A famous showbiz couple, who are nonetheless notoriously close-knit, responded to the customary question about what the secret of such a winning relationship is, in unison, thus: “To listen to your partner and discuss all the little problems”, continually seeking new avenues for enhancement and new ideas to nurture together.
Immediately, this statement resonates with the dynamics of a completely different relational sphere – that of business.
In fact, it expresses an attitude that, in the world of consultancy (and, therefore, communication) should apply to any professional partner relationship, to enable practitioner and client to work together successfully and for the long-term.
Clearly, this is hardly new thinking. But how do you actually apply the glib theory? Without doubt, a natural rapport is important, but above all what is necessary – from both sides – is openness to debate, a constructive mindset, lateral thought and the ability to become fully involved.
Going the extra mile
The client, for their part, must learn to look on the consultant as a true partner and not simply as a supplier or an executor. To get the most out of the overall value that the consultant can deliver, the client must keep the consultant in the loop regarding every newsworthy milestone: the launch of new products, training programmes, sales strategy and commercial partnership development, organisational change… in short, every aspect of company life.
The more information the consultant is given, the more likely it will be that they can tap into their skills to respond to needs that, in some instances, even the business itself has not yet identified, thus delivering approaches and services that add value beyond the original remit.
This is especially true for companies that are undergoing processes of growth and change, if not wholesale transformation, where it is likely that the communication needs are not only increasing, but also, of themselves, changing.
Here, the value added by a clued-up partner, who is able to quickly make sense of this evolution, proposing and managing new and coherent courses of action, is inestimable.
Bringing quality to the role
The consultant, meanwhile, must not make the mistake of limiting themself to passive execution of the agreed activities. Instead, they must consider the client holistically, interpreting their objectives in the broader context, and putting their own knowledge at the client’s disposal by proposing alternative solutions and useful deliverables to build a coordinated growth program.
In essence, the consultant must understand their role first and foremost as being that of a partner, not a supplier. Ultimately, this is also a way of increasing all-important client confidence and the value that the partnership delivers for both parties. At least, that’s our experience here at BMP!
And so it is that the knowledge and information acquired in the execution of a media relations programme can, say, be capitalised upon to conceive and manage an editorial project that meets the company’s need to communicate with its own internal audience.
Or that a one-shot production of a video testimonial becomes a starting point for a more beneficial and structured Customer Reference Program to support marketing and sales.

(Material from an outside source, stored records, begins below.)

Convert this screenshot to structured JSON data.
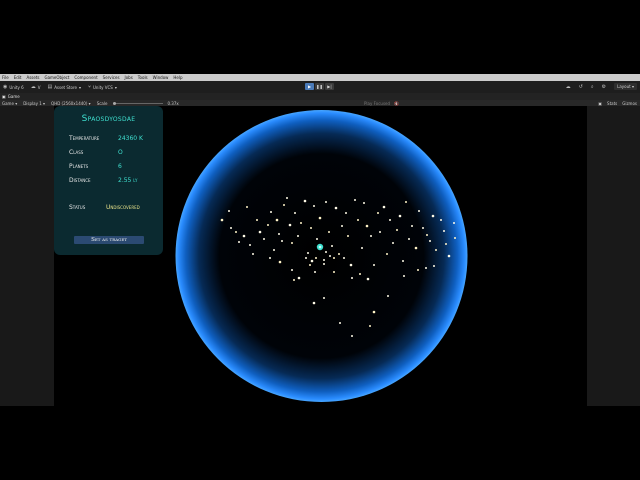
{
  "menu": [
    "File",
    "Edit",
    "Assets",
    "GameObject",
    "Component",
    "Services",
    "Jobs",
    "Tools",
    "Window",
    "Help"
  ],
  "toolbar": {
    "account": "Unity 6",
    "cloud": "V",
    "asset_store": "Asset Store",
    "vcs": "Unity VCS",
    "layout": "Layout"
  },
  "tab": {
    "label": "Game"
  },
  "gamebar": {
    "mode": "Game",
    "display": "Display 1",
    "resolution": "QHD (2560x1440)",
    "scale_label": "Scale",
    "scale_value": "0.37x",
    "play_focused": "Play Focused",
    "stats": "Stats",
    "gizmos": "Gizmos"
  },
  "star_info": {
    "name": "Spaosdyosdae",
    "temperature_label": "Temperature",
    "temperature_value": "24360 K",
    "class_label": "Class",
    "class_value": "O",
    "planets_label": "Planets",
    "planets_value": "6",
    "distance_label": "Distance",
    "distance_value": "2.55 ly",
    "status_label": "Status",
    "status_value": "Undiscovered",
    "button_label": "Set as traget"
  },
  "colors": {
    "accent": "#3fe0d0",
    "status": "#e8e28a",
    "sphere_glow": "#1e7fff"
  }
}
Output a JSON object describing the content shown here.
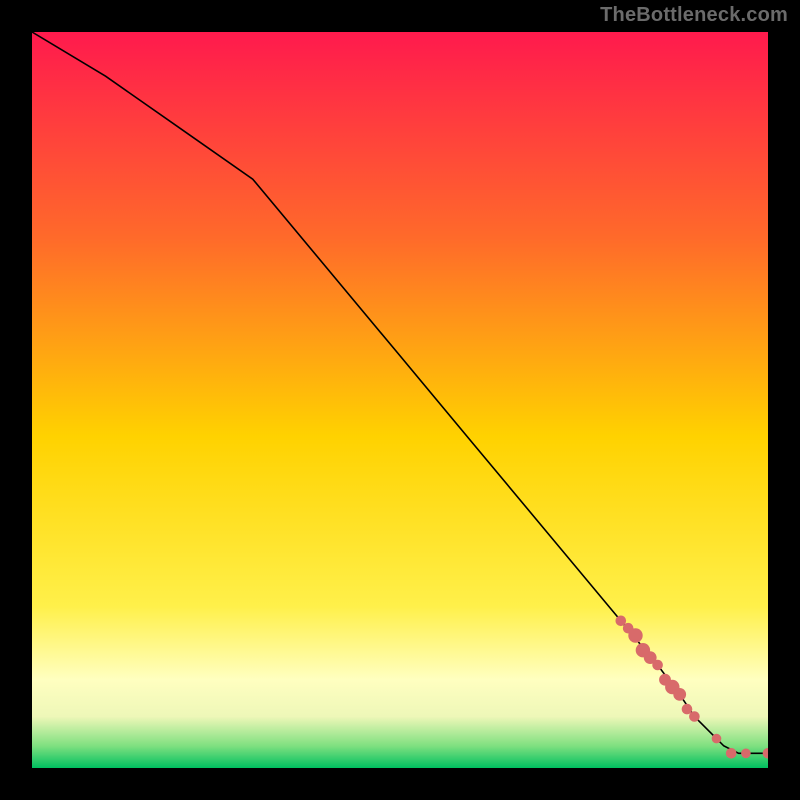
{
  "watermark": "TheBottleneck.com",
  "colors": {
    "marker": "#d86a6a",
    "line": "#000000",
    "gradient_top": "#ff1a4d",
    "gradient_orange": "#ff8a2a",
    "gradient_yellow": "#ffe600",
    "gradient_pale_yellow": "#ffff99",
    "gradient_cream": "#f0f7c0",
    "gradient_green": "#00c060",
    "frame": "#000000"
  },
  "chart_data": {
    "type": "line",
    "title": "",
    "xlabel": "",
    "ylabel": "",
    "xlim": [
      0,
      100
    ],
    "ylim": [
      0,
      100
    ],
    "series": [
      {
        "name": "curve",
        "x": [
          0,
          10,
          20,
          30,
          40,
          50,
          60,
          70,
          80,
          85,
          88,
          90,
          92,
          94,
          96,
          98,
          100
        ],
        "y": [
          100,
          94,
          87,
          80,
          68,
          56,
          44,
          32,
          20,
          14,
          10,
          7,
          5,
          3,
          2,
          2,
          2
        ]
      }
    ],
    "markers": {
      "name": "points",
      "x": [
        80,
        81,
        82,
        83,
        84,
        85,
        86,
        87,
        88,
        89,
        90,
        93,
        95,
        97,
        100
      ],
      "y": [
        20,
        19,
        18,
        16,
        15,
        14,
        12,
        11,
        10,
        8,
        7,
        4,
        2,
        2,
        2
      ],
      "r": [
        3.3,
        3.3,
        4.5,
        4.5,
        4.0,
        3.3,
        3.7,
        4.5,
        4.0,
        3.3,
        3.3,
        3.0,
        3.3,
        3.0,
        3.3
      ]
    }
  }
}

Or that media training destined for the CEO develops into a joined-up public speaking training programme to benefit other senior figures in the company. And who’s to say that a business partnership can’t one day be described with the same words used by that so famous couple?